He hadn’t asked to be born the Crown Prince of Ordyuk. He didn’t care about being the Crown Prince of Ordyuk. He didn’t want to be the Crown Prince of Ordyuk. It was, all of it, absolutely unfair,and it made him so angry.
Naliki loved all her brothers, but she was closest with her elder brother. He was endlessly entertaining, and he made her feel special because she was the only one aside from their mother he allowed to call him Tdroki, while everyone else had to call him Diyomendon. Even if he told her not to and didn’t call her Rkalla in return, he still let her get away with it.
He told her that he hated her, and she laughed at him because he didn’t mean it and she knew it. So it didn’t bother her any. She honestly preferred Tdroki’s fiery and unforgiving temper to Nkidu’s unflappable placidity or Tmra’s fluctuating skittishness. Nkidu was unfailingly considerate, but he was boring as sand. It was easy to get rises out of young Tmra, but he was so sensitive that Naliki always felt bad for messing with him.
She could mess with Tdroki all she wanted, though, and he’d always get amusingly angry at her, and she didn’t have to feel bad about it at all because that was just how he was.
Luxanthus wasn’t particularly close with either of his older siblings. He didn’t dislike either of them, but he also didn’t and couldn’t connect with them.

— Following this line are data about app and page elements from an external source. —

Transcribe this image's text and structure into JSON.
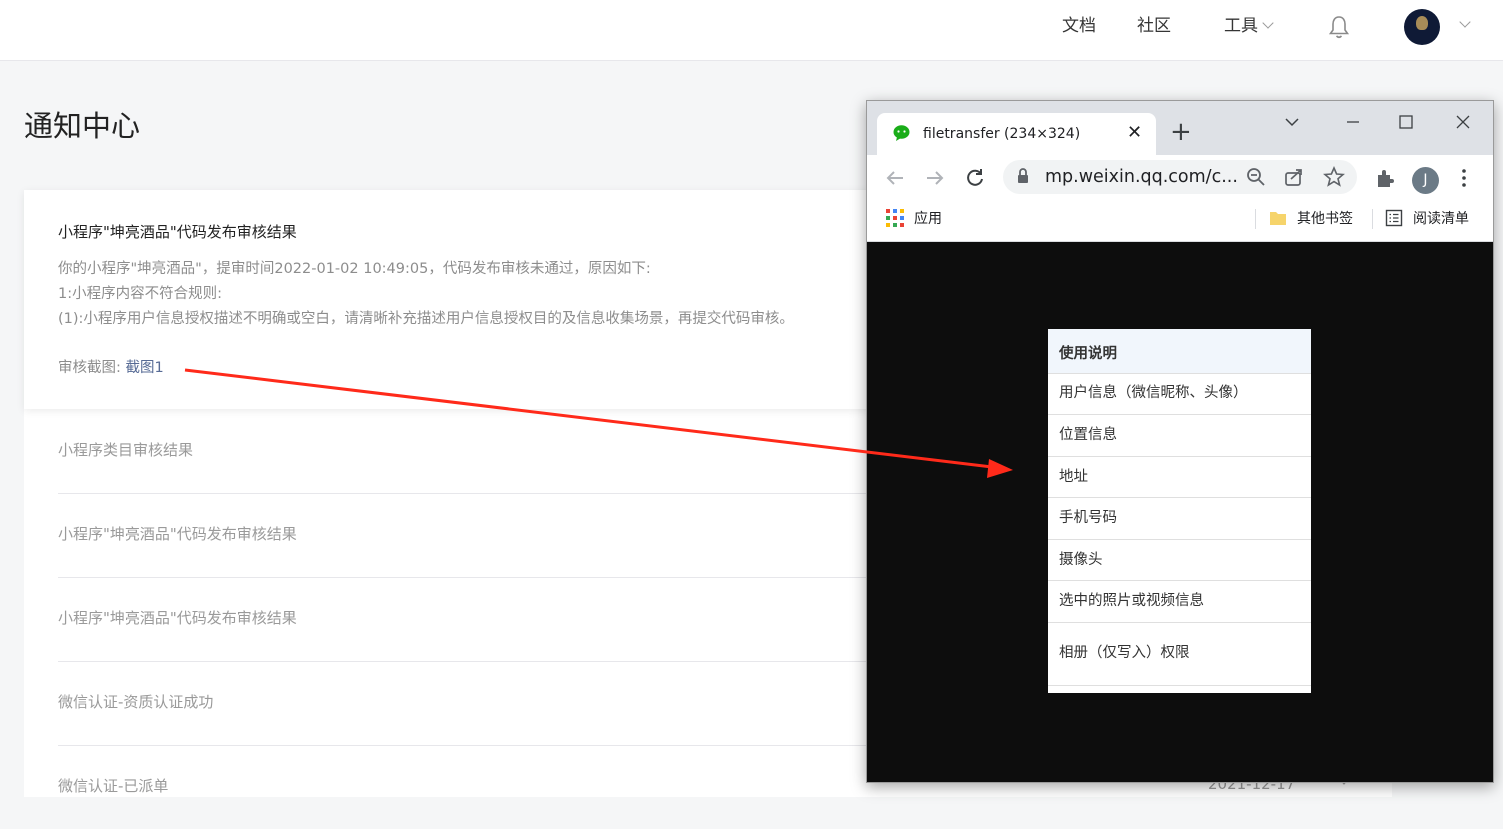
{
  "nav": {
    "docs": "文档",
    "community": "社区",
    "tools": "工具"
  },
  "page_title": "通知中心",
  "expanded_notice": {
    "title": "小程序\"坤亮酒品\"代码发布审核结果",
    "lines": [
      "你的小程序\"坤亮酒品\"，提审时间2022-01-02 10:49:05，代码发布审核未通过，原因如下:",
      "1:小程序内容不符合规则:",
      "(1):小程序用户信息授权描述不明确或空白，请清晰补充描述用户信息授权目的及信息收集场景，再提交代码审核。"
    ],
    "screenshot_label": "审核截图: ",
    "screenshot_link": "截图1"
  },
  "notices": [
    {
      "title": "小程序类目审核结果"
    },
    {
      "title": "小程序\"坤亮酒品\"代码发布审核结果"
    },
    {
      "title": "小程序\"坤亮酒品\"代码发布审核结果"
    },
    {
      "title": "微信认证-资质认证成功"
    },
    {
      "title": "微信认证-已派单",
      "date": "2021-12-17"
    }
  ],
  "browser": {
    "tab_title": "filetransfer (234×324)",
    "url": "mp.weixin.qq.com/c...",
    "profile_initial": "J",
    "bookmarks": {
      "apps": "应用",
      "other": "其他书签",
      "reading": "阅读清单"
    }
  },
  "popup_menu": {
    "header": "使用说明",
    "items": [
      "用户信息（微信昵称、头像）",
      "位置信息",
      "地址",
      "手机号码",
      "摄像头",
      "选中的照片或视频信息",
      "相册（仅写入）权限"
    ]
  },
  "colors": {
    "link": "#576b95",
    "arrow": "#ff2a1a",
    "wechat_green": "#1aad19"
  }
}
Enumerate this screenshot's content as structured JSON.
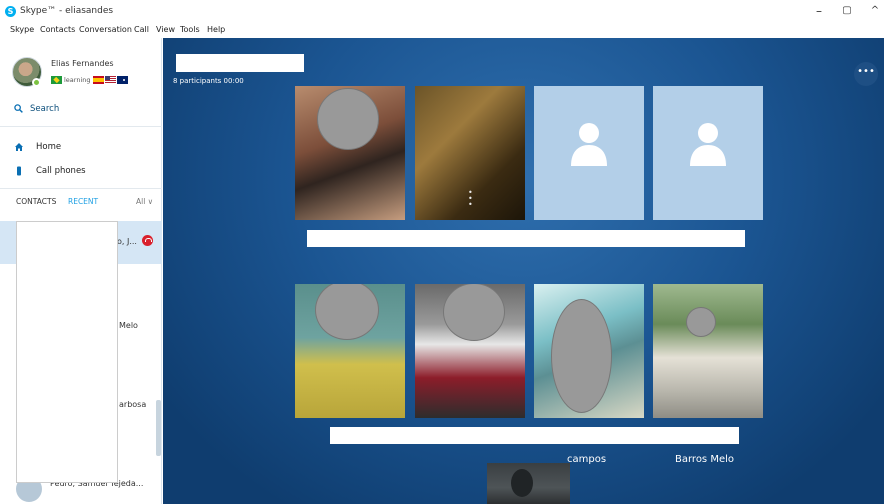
{
  "window": {
    "title": "Skype™ - eliasandes",
    "minimize": "–",
    "restore": "▢",
    "collapse": "^"
  },
  "menu": [
    "Skype",
    "Contacts",
    "Conversation",
    "Call",
    "View",
    "Tools",
    "Help"
  ],
  "profile": {
    "name": "Elias Fernandes",
    "mood": "learning"
  },
  "sidebar": {
    "search_label": "Search",
    "nav": [
      {
        "label": "Home"
      },
      {
        "label": "Call phones"
      }
    ],
    "tabs": {
      "contacts": "CONTACTS",
      "recent": "RECENT",
      "all": "All ∨"
    }
  },
  "recent_list": {
    "snippets": [
      "o, J...",
      "Melo",
      "arbosa",
      "Pedro, Samuel Tejeda..."
    ]
  },
  "call": {
    "participants_info": "8 participants  00:00",
    "more_label": "•••",
    "tile_names": [
      "campos",
      "Barros Melo"
    ]
  },
  "colors": {
    "accent": "#00aff0",
    "call_bg": "#1b5592",
    "hangup_red": "#d9202c",
    "presence_green": "#7cc242"
  }
}
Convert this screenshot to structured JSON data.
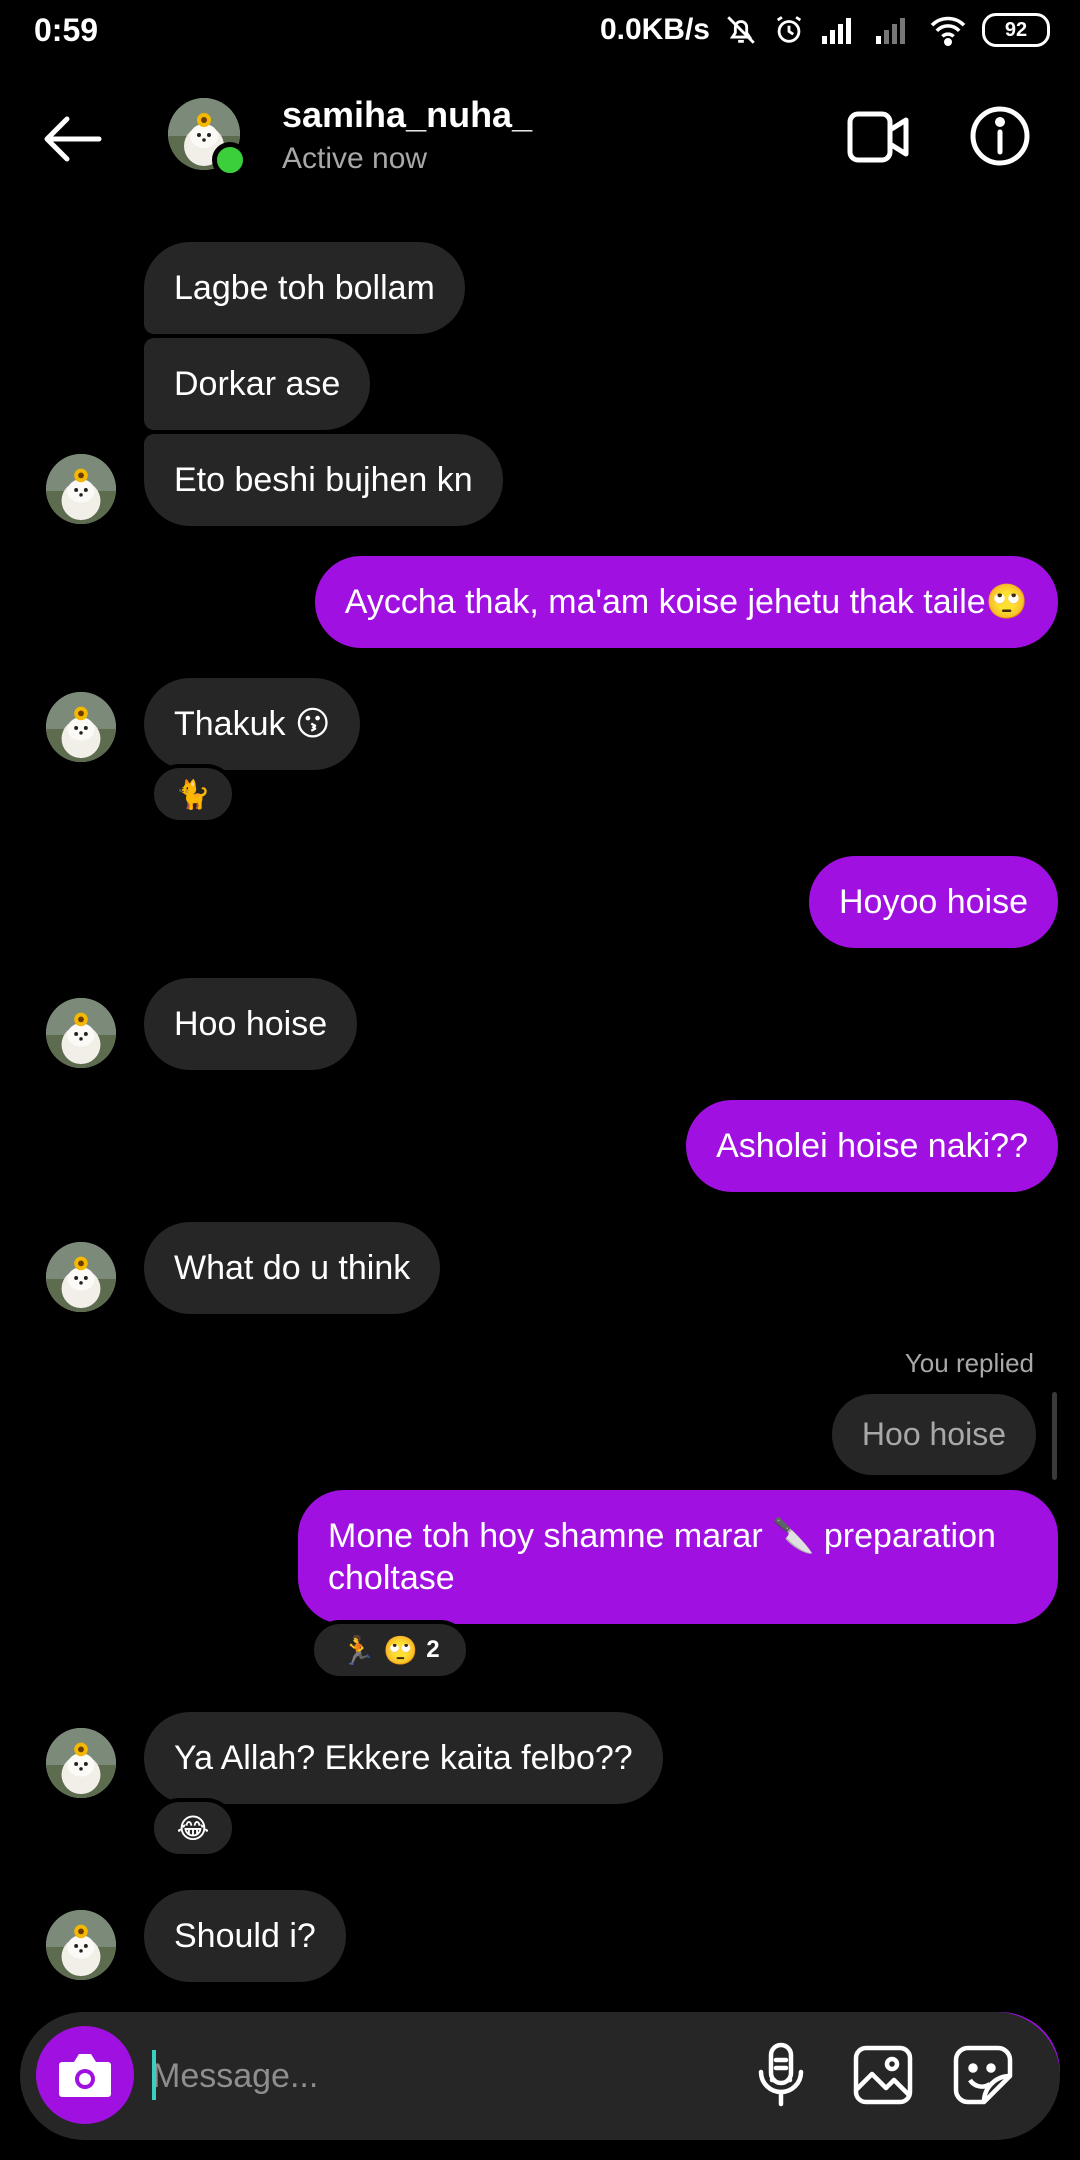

They completely baffled him, honestly. It seemed that no matter what he did, Diyomendon was always angry with him for something. Luxanthus could never figure out what he’d done wrong. And as far as his sister Naliki was concerned, Luxanthus had no idea how to interact with her. He couldn’t tell what she expected from him. She seemed always disappointed with him for some reason.
Outside of royal and social obligations, Luxanthus therefore mostly kept to himself. That only changed once Tmra learned to walk and started following him around everywhere. Luxanthus was almost never alone, after that; Tmra tripped over himself to keep up with him no matter where he went.
The younger boy looked up to him; and when Tmra smiled at him like he was the sun, it made Luxanthus feel like he could do anything.
Rezekyrios was more than a little frightened of his oldest brother, and his sister intimidated him. Being around them made him anxious. It was the way Diyomendon looked at him like he wanted to set him on fire and watch him burn alive, and the way Naliki smiled at him like she wanted to suck his blood.
Diyomendon would never have allowed Rezekyrios to call him Tdroki. Naliki insisted that Rezekyrios call her Rkalla, but it always felt weird to do so.
Rezekyrios adored his older brother Nkidu, though. Nkidu was kind, and he was strong, and he was good at everything. Rezekyrios felt completely safe whenever he was with him.
Nkidu was the best, and Rezekyrios wanted to be just like him.
Links to Purchase Print Books
Link to Buy Sand to Glass Print Edition at Amazon
Links to Purchase eBooks
Link To Buy Sand to Glass On Amazon
Remy is fond of understatements. Some of Remy's favorite understatements include the following:
Remy likes writing.
If stories were stars, Remy would want to write an entire night sky full.
Remy writes stories for the same reason explorers adventure into and chart unknown territories—and also for the same reason people treat headaches by drinking water, eating snacks, taking pain meds, going for light walks, and getting rest.
All Remy wants from life is to write stories that touch you in the same place music does; that make you think differently than before; and that linger in your mind as if they'd been written into clay tablets rather than printed on paper or typed on screens.
Also, Remy can write a novel in a month but can't write an author bio in a year.